To determine the prognostic value of PBC, researchers compared PBC responses and related therapeutic outcomes in the two randomization cohorts and across subsets of patients with different AML risk. Eligible patients had ≥100 circulating cells/mL with a leukemia-associated immunophenotype (LAIP+) at diagnosis. Individual LAIP was quantified via flow cytometry prior to treatment, as well as after 3 days of treatment.
Overall, the median absolute LAIP count decreased from 4.198/μL (range 120-148.86) at baseline to 41.8/μL (range = 0.07-44.80) by 4days following the start of induction chemotherapy. More than two-thirds of patients experienced a CR after 1 course of induction therapy (71.5%), while 22.5% had non-responsive disease, and 6% died early during induction.
The investigators reported that patients with non-responsive disease had higher counts of residual LAIP+ cells on day 4, compared with patients who experienced a CR. Non-responders also had a significantly lower median PBC (1.0 log vs. 2.3 log; p<0.001).
Using receiver operating curve methodology, the authors then identified 1.5 log as the PBC cutoff value with the highest predictive power for CR. Based on this PBC value, 96 patients were considered in the high PBC range (>1.5 log; PBChigh) and 55 were considered in the low PBC range (≤1.5 log; PBClow).
The two distinct high and low PBC ranges were then analyzed as potential predictive markers for therapeutic response. In this analysis, 8788% of patients in the PBChigh group achieved CR after a single chemotherapy course, compared with only 44% of patients in the PBClow group (p<0.0001).
“PBC analysis can provide a very early prediction of outcome, correlates with treatment intensity and disease subset, and may support studies of customized AML therapy.”
—Francesco Mannelli, MD
Rates of CR and PBChigh status were significantly higher in patients randomized to the high-dose induction chemotherapy arm. PBChigh patients also experienced better long-term outcomes than patients in the PBClow category:
- overall survival: 63% vs. 25% (p<0.0001)
- disease-free survival: 56% vs. 29% (p=0.0002)
- event-free survival: 50% vs. 18% (p<0.0001)
- cumulative incidence of relapse: 37% vs. 62% (p=0.0024)
Multivariate risk models also revealed that PBChigh rates correlated strongly with genetic/cytogenetic risk but retained independent predictive power for long-term outcomes.
Taken together, these results suggest that “PBC analysis can provide a very early prediction of outcome, correlates with treatment intensity and disease subset, and may support studies of customized AML therapy,” the authors concluded.
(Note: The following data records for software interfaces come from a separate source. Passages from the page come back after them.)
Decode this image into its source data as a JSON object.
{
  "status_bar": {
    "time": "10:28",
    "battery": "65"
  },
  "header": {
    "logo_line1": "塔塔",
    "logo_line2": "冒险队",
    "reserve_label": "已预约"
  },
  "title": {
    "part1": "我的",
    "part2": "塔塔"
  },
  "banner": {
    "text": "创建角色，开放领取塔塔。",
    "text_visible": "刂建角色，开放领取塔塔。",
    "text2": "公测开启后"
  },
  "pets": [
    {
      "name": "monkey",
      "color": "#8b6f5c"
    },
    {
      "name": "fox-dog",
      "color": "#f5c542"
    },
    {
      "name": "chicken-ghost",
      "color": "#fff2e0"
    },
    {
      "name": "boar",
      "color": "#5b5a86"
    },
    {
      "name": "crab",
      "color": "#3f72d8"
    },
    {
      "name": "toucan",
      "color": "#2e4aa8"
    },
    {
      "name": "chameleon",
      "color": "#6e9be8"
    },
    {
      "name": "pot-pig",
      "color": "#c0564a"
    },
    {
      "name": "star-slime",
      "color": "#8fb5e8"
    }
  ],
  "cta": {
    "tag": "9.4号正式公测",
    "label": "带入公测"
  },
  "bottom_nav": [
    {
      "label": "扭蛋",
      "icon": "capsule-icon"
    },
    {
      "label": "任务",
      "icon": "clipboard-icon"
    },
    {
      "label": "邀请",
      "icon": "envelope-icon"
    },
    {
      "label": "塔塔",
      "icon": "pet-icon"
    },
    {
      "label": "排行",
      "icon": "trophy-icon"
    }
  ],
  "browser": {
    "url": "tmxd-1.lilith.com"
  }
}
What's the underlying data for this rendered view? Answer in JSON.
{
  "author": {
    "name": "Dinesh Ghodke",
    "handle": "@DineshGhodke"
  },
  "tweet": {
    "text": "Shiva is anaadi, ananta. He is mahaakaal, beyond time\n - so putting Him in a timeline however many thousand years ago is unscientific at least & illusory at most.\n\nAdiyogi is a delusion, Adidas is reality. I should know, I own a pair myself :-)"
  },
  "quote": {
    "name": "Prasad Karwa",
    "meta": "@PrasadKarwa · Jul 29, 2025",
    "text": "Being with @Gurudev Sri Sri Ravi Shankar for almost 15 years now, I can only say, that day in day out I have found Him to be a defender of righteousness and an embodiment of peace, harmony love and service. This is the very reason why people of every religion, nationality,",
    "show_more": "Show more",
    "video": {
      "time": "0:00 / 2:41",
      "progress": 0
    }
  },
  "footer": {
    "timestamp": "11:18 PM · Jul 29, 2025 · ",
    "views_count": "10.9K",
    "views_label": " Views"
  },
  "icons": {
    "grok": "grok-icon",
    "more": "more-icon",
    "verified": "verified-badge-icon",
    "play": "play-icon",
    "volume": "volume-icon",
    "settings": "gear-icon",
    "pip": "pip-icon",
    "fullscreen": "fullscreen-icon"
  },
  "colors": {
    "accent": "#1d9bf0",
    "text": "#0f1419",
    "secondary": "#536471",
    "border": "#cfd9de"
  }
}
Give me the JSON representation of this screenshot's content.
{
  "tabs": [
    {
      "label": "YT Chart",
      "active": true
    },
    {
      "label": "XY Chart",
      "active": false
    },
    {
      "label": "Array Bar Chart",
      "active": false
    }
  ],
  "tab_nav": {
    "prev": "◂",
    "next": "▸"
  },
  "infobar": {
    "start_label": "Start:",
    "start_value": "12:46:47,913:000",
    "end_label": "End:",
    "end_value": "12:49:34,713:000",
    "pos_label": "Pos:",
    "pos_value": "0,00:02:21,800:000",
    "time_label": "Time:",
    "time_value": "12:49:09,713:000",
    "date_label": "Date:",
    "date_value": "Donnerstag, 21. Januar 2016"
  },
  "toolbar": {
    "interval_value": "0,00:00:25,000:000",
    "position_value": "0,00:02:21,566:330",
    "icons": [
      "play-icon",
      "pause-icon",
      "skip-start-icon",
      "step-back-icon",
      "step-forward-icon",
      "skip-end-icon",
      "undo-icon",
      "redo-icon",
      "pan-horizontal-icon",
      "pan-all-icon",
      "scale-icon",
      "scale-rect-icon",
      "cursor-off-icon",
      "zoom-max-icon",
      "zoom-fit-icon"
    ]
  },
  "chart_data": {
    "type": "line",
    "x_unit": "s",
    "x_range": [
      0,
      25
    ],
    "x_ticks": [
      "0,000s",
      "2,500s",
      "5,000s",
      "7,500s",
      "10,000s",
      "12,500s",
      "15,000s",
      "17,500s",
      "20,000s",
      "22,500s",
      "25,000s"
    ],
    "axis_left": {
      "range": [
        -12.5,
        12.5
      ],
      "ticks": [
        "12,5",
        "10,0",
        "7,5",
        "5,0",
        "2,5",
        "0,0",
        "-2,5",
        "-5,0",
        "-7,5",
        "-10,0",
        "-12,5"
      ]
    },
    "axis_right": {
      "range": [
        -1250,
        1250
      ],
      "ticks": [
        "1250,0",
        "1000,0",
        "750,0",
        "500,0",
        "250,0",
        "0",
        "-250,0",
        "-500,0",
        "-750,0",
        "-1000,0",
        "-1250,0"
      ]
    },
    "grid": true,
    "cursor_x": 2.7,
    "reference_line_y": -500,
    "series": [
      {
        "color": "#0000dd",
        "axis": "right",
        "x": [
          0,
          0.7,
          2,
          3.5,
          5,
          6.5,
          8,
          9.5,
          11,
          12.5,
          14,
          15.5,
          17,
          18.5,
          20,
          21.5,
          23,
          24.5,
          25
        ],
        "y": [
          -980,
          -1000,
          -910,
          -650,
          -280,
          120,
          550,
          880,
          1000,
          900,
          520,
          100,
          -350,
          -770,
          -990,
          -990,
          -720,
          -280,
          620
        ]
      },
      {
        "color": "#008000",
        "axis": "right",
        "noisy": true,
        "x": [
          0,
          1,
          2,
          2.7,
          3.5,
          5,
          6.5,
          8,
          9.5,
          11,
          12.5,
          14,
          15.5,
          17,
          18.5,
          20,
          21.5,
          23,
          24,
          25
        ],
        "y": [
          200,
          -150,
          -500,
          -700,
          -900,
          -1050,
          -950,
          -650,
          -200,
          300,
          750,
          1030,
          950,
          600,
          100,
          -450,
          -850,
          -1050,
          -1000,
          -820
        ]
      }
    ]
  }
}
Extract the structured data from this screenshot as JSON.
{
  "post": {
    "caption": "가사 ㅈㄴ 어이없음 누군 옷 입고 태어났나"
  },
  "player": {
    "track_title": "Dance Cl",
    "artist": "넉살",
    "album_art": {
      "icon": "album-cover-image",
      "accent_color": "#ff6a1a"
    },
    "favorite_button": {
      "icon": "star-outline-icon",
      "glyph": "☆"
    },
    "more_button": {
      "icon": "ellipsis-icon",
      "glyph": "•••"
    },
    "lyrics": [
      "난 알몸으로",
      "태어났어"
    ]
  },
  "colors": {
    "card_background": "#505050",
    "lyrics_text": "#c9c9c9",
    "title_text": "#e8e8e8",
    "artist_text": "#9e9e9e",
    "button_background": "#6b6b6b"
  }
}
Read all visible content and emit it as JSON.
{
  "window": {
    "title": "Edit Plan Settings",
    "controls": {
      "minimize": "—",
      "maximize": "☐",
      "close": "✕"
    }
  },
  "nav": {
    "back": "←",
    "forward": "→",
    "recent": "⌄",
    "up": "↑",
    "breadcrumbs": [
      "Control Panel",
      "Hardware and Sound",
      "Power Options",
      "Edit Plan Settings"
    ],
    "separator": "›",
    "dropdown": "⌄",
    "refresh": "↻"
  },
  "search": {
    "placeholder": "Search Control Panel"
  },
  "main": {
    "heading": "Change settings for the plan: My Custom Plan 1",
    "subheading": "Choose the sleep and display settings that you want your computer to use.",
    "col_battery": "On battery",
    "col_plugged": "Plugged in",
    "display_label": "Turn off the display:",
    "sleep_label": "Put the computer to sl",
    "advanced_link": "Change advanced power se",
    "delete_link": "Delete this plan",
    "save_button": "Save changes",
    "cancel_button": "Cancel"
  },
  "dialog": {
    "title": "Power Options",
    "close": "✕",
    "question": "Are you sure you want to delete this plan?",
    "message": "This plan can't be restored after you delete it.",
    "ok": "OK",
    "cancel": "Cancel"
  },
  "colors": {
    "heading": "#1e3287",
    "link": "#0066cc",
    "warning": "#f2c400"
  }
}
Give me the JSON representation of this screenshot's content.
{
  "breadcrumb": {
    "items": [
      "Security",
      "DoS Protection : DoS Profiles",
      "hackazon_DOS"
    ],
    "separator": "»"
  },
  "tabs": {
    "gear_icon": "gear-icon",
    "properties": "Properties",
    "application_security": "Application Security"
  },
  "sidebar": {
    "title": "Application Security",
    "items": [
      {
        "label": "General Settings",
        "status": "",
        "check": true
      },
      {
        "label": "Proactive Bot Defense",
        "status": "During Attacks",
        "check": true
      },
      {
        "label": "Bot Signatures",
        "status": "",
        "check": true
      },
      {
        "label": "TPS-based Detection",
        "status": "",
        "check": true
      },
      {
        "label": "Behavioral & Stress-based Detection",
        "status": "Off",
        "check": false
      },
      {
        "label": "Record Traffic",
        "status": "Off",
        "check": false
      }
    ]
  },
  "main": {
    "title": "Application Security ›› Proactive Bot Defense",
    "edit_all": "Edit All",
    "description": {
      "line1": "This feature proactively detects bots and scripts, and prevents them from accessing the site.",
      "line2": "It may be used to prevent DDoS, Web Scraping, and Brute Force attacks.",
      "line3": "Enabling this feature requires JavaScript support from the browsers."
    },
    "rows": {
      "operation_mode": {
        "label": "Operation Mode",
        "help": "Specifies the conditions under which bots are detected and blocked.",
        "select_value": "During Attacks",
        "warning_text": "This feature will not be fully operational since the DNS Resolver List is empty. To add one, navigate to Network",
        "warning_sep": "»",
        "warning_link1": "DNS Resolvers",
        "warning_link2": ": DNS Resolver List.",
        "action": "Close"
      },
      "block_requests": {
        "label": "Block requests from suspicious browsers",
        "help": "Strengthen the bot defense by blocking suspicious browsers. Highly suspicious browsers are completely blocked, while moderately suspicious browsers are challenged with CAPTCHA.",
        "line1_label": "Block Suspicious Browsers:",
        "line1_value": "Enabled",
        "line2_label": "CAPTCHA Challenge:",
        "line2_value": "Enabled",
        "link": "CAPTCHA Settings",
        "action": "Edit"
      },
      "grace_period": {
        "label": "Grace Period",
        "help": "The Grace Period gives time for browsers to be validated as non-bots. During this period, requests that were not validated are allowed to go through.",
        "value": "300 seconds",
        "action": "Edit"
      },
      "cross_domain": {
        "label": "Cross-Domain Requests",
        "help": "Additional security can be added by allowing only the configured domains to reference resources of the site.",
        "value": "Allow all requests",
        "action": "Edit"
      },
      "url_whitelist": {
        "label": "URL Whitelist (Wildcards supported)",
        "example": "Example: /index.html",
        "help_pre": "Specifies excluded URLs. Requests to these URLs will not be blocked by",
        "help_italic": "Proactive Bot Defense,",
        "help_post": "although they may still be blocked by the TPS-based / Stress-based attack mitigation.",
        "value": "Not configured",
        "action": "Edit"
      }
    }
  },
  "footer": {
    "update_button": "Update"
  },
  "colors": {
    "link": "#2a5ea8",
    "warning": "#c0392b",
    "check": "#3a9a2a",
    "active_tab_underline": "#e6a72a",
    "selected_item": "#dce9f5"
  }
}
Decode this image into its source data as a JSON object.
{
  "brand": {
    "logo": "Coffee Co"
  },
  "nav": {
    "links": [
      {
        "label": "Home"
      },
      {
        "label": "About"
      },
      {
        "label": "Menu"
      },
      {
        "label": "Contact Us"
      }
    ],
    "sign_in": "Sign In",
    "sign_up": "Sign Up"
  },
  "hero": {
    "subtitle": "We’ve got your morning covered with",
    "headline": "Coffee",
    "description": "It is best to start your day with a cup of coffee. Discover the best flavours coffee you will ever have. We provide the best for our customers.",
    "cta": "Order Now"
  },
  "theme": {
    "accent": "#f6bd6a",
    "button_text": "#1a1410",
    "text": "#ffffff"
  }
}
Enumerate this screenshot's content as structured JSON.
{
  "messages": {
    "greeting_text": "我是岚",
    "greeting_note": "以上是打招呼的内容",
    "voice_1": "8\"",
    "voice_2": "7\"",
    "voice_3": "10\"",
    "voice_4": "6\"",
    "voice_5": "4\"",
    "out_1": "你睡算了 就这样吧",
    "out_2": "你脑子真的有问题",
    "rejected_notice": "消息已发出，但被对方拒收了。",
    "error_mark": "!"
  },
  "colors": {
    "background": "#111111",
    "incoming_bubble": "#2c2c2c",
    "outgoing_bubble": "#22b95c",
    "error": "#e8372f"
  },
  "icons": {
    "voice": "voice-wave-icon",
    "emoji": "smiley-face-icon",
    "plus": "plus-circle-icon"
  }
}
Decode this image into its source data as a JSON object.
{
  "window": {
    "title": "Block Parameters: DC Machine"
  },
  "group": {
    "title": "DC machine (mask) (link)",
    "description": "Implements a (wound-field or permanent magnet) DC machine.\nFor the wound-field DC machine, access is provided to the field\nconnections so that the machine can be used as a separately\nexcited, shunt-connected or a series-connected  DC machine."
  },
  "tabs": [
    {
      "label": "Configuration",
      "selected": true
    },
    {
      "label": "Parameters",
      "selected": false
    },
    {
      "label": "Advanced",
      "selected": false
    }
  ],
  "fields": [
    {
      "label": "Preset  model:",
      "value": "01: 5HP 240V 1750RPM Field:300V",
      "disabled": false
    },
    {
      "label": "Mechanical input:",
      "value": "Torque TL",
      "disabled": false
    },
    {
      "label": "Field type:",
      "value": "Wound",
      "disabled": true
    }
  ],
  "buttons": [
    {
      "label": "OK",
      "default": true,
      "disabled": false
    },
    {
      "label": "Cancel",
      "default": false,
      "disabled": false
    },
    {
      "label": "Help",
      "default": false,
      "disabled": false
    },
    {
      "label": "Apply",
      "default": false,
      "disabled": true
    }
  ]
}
However, the implications of this study are limited by the lack of individual LAIP re-assessment in bone marrow samples at the time of response examination and MRD analysis and by the lack of clinical action taken based on LAIP results. Another limitation, according to Dr. Mannelli, concerns the correlation of PBC with MRD, which is widely recognized as an essential post-treatment parameter for measuring response in AML. “We could not assess this issue because MRD data were not included in the patient cohort of the NILG trial,” he said. “We are working now with data from a different series, and we hope to publish these findings soon.”
Dr. Manelli added that researchers also are planning to launch a multicenter trial that will evaluate outcomes of induction treatment modified on the basis of PBC results; if a patient has PBC findings predictive of poor response to standard induction, they will immediately be switched to an intensified induction regimen consisting of high-dose cytarabine.
The authors report no relevant conflicts of interest.
Gianfaldoni G, Mannelli F, Intermesoli T, et al. Early peripheral clearance of leukemia-associated immunophenotypes in AML: centralized analysis of a randomized trial. Blood Adv. 2020;4:301-311.